University of Lynchburg coordinator of integrated seminars Amy Merrill Willis told WSLS 10 News that the course’s instructor, Devin Brickhouse Bryson, is ‘going to be introducing philosophical concepts from [Plato], Socrates, and Aristotle, and asking students to think about the Harry Potter series in depth.’”
“For a book that’s pushing 200 years old, Jane Eyre remains a remarkably attractive story. And in large part, that’s thanks to its heroine: prickly, sarcastic, unlikable Jane, who is furious with the world and furious with herself and who nevertheless demands respect. No matter when you meet Jane Eyre, she is always a startlingly modern character.
Jane Eyre might be celebrated for Jane’s romance with the saturnine Mr. Rochester, but it’s immortal because of Jane, because of Jane’s journey toward self-acceptance, and because of Jane’s anger. Which makes it a perfect subject for a ballet adaptation, because ballet bypasses language to build its stories purely out of emotion. And in Marston’s Jane Eyre ballet, which was developed at the UK’s Northern Ballet in 2016 and played this June in New York City at the Lincoln Center’s Metropolitan Opera House, Jane and her anger are front and center.”

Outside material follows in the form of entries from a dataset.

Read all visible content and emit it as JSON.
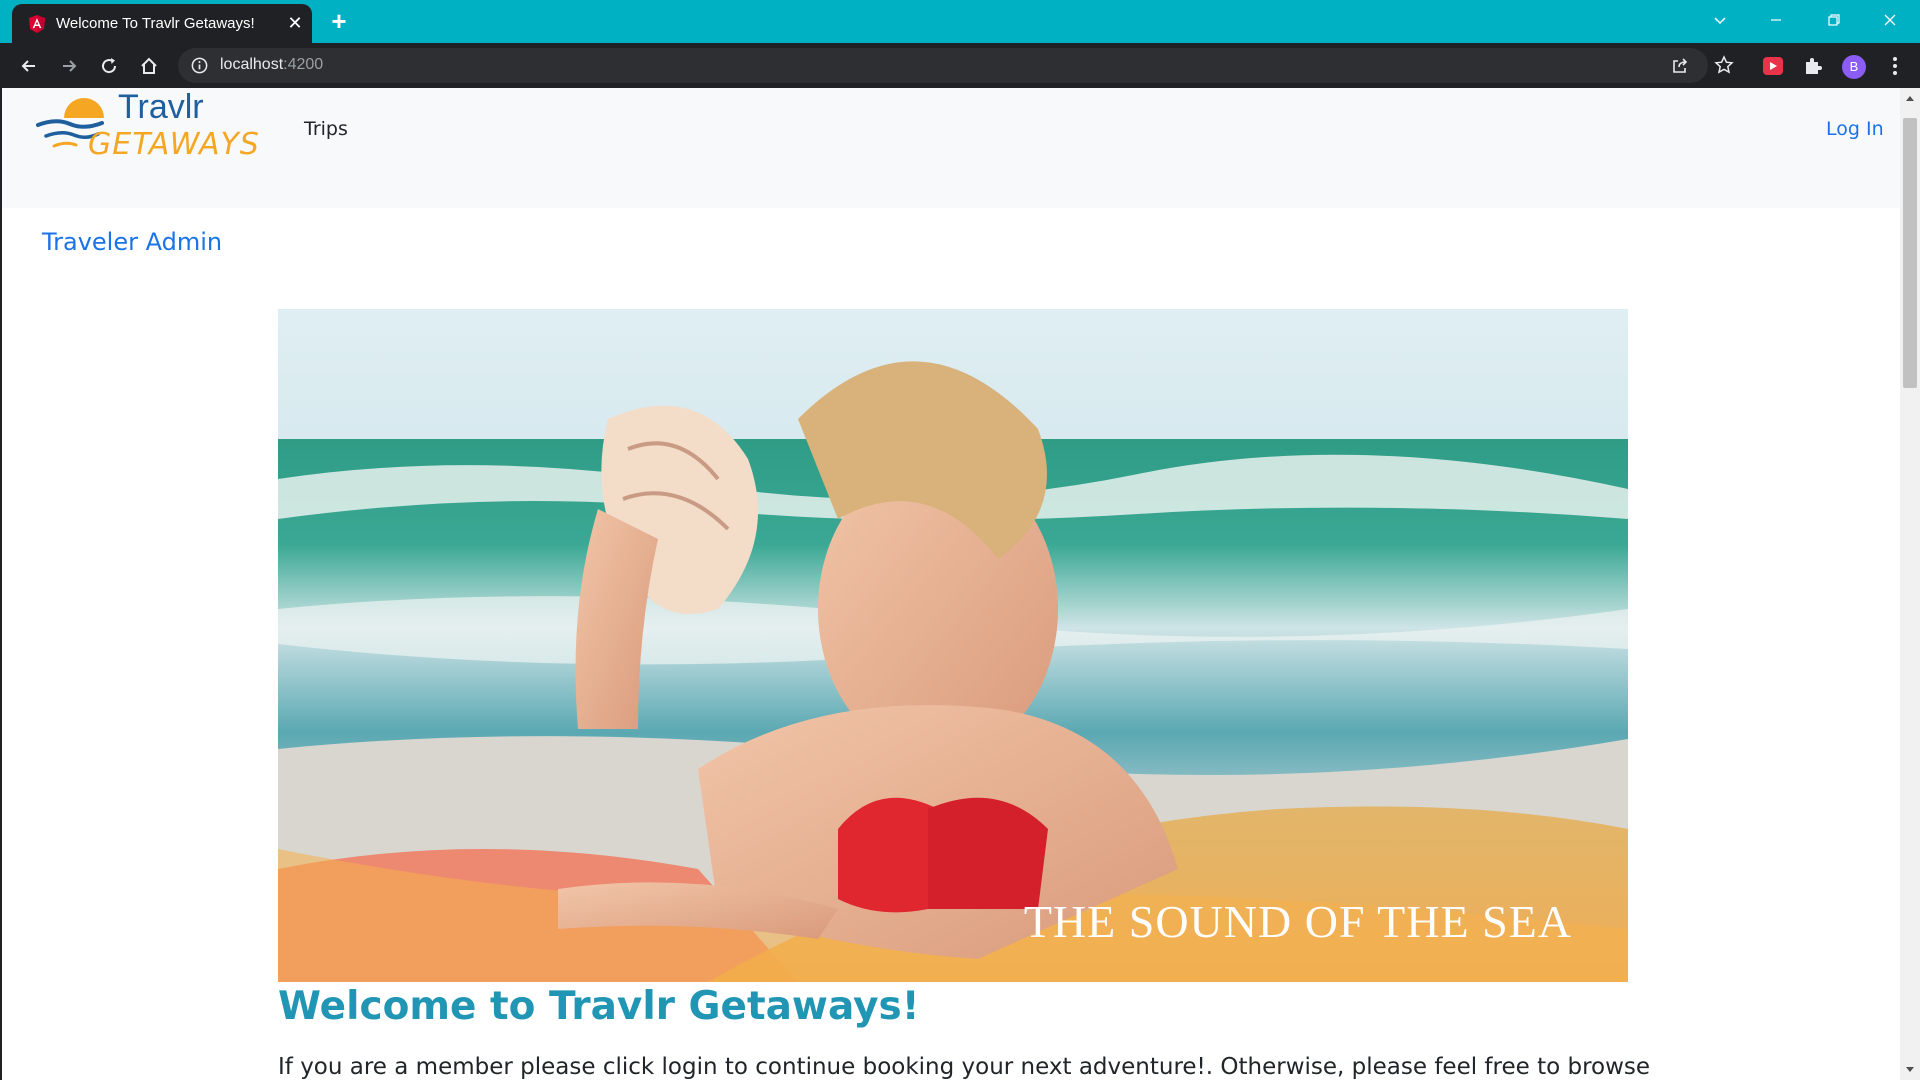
{
  "browser": {
    "tab_title": "Welcome To Travlr Getaways!",
    "url_host": "localhost",
    "url_port": ":4200",
    "profile_initial": "B",
    "accent_color": "#00b1c4"
  },
  "site": {
    "logo_text_top": "Travlr",
    "logo_text_bottom": "GETAWAYS",
    "nav_trips": "Trips",
    "nav_login": "Log In",
    "admin_link": "Traveler Admin"
  },
  "hero": {
    "caption": "THE SOUND OF THE SEA"
  },
  "content": {
    "welcome_heading": "Welcome to Travlr Getaways!",
    "intro_text": "If you are a member please click login to continue booking your next adventure!. Otherwise, please feel free to browse"
  }
}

“He has written seven books of fiction and two books of nonfiction over a 20-year career. And even before The Underground Railroad, he had earned accolades and become a best seller. Explorations of race and history have been a through line from his early works — his first and second novels, The Intuitionist and John Henry Days — to the present. But Whitehead is unwilling to be boxed in by any school of thinking, any mode of creating. He has also written satire (Apex Hides the Hurt), zombie horror (Zone One) and a hilarious nonfiction book on poker (The Noble Hustle). George Saunders, an acclaimed contemporary, writes to TIME: ‘He is a splendidly talented writer, with more range than any other American novelist currently working — he can be funny, lyrical, satirical, earnest — whatever is needed by the work.'”